Video

Video Endangered Hawaiian Birds Get Second Chance

Of the world's nearly 9,900 bird species, 13 percent are threatened with extinction, according to BirdLife International. Among them are two Hawaiian honeycreepers - tiny birds that live in the forest canopy, and, as the name implies, survive on nectar from tropical flowers. Scientists at the San Diego Zoo report they have managed to hatch half a dozen of their chicks in captivity, raising hopes that the birds will flutter back from the brink of extinction. VOA’s George Putic reports.
Video

Video Exhibit Brings Renaissance Master Out of the Shadows

The National Gallery of Art in Washington has raised the curtain on one of the most intriguing painters of the High Renaissance. Mostly ignored after his death in the early 1500s, Italian master Piero di Cosimo is now claiming his place alongside the best-known artists of the period.

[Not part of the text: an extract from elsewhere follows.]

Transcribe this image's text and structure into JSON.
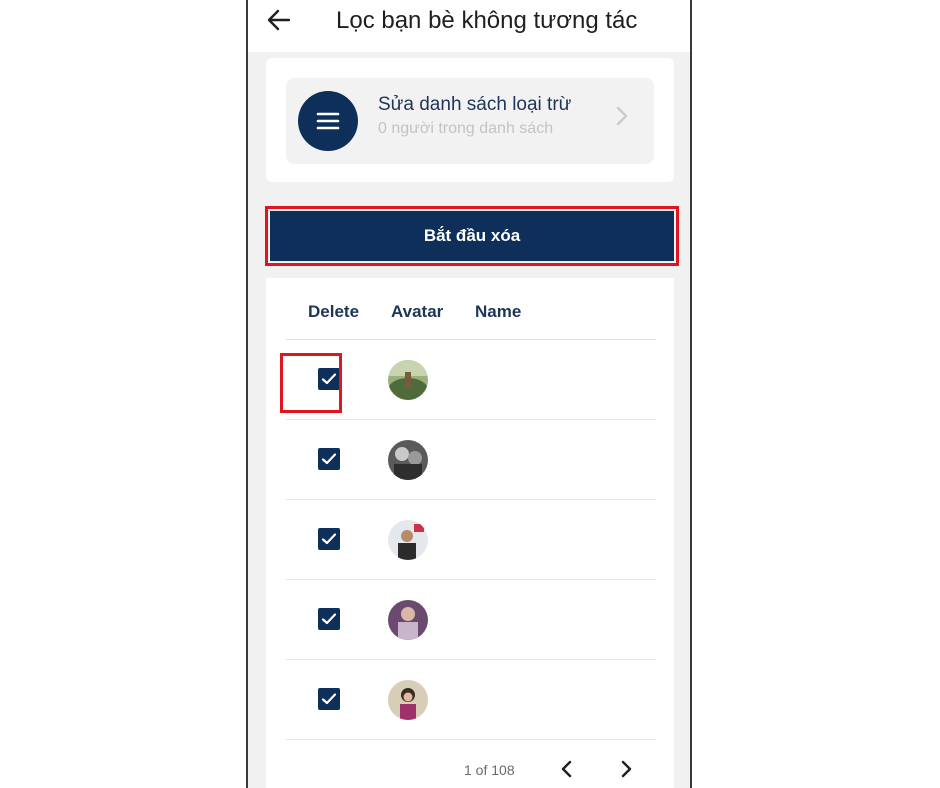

VOA’s Ardita Dunellari reports.

VOA Blogs

More Americas News

Chileans Continue Protest Against Bishop With Links to Abuser

Juan Barros, recently appointed to southern Chile diocese, is accused of having shielded country's most notorious pedophile priest
More

In Cuba, New York Governor Cuomo Seeks to Open Doors to Trade

Cuomo met senior officials in Havana Monday as head of high-powered business delegation looking to take advantage of the easing of restrictions with Communist-led island
More

Argentine Prosecutor Dismisses Case Against President

Allegations were originally leveled by late prosecutor Alberto Nisman, who was found dead in his flat with a bullet wound in January
More

UN Ready to Continue Anti-crime Commission in Guatemala

Guatemalan president expected to announce decision on two-year renewal of CICIG's work by end of the month
More

Colombia's FARC Rebels Vow to Maintain Unilateral Cease-Fire

Colombian government responds by reaffirming that it, too, was committed to peace process, but it blames FARC for renewed violence
More

As Petrobras Scandal Spreads, Economic Toll Mounts for Brazil

Key infrastructure projects have been suspended or scrapped, some suppliers have sought bankruptcy protection and job losses are mounting by tens of thousands
More